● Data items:
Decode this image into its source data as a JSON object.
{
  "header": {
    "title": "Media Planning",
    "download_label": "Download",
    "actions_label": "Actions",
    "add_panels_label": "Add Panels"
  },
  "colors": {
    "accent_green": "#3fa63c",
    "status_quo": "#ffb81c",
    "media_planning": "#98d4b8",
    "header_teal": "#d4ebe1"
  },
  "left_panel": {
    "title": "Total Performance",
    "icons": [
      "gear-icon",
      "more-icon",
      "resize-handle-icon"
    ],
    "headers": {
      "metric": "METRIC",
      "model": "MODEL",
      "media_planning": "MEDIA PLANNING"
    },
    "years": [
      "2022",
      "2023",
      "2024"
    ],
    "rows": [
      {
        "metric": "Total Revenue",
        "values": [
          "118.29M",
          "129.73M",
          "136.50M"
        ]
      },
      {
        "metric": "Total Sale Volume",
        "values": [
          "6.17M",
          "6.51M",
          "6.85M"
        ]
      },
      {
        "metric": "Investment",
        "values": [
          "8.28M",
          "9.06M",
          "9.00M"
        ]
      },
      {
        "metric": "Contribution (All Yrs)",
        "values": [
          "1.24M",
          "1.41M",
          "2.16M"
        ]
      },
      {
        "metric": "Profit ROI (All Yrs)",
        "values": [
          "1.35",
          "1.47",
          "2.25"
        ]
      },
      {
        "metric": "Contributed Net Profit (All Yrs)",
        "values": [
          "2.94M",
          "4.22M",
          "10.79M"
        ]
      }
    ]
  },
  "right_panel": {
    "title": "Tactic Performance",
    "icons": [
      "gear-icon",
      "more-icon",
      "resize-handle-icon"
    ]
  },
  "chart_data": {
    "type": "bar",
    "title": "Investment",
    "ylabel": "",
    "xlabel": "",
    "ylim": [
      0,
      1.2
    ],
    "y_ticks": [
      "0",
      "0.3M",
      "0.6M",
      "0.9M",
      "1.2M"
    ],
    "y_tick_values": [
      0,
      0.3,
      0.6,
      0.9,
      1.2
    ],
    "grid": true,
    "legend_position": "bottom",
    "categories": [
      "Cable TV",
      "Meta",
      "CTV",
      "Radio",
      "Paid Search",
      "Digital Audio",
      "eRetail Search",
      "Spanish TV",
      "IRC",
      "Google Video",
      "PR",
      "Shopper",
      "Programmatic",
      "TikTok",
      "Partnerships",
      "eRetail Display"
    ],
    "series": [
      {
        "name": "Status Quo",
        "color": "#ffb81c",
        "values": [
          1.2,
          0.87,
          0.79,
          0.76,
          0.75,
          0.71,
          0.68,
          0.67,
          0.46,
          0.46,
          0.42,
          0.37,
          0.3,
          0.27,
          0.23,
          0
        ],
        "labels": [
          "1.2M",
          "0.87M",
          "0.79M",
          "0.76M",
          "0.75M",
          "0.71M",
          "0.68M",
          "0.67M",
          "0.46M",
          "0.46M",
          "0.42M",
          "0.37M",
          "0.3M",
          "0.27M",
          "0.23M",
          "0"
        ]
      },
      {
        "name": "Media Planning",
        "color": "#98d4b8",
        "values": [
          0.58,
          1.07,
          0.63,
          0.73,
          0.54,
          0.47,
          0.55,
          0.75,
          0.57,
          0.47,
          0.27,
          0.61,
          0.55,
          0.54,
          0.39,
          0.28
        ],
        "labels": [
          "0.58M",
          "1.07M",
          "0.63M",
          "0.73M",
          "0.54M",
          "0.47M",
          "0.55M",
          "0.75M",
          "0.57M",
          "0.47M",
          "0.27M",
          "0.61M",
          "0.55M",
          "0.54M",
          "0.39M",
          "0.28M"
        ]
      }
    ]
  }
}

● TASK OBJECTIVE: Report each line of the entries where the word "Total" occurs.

● TASK OUTPUT:
    "title": "Total Performance",
        "metric": "Total Revenue",
        "metric": "Total Sale Volume",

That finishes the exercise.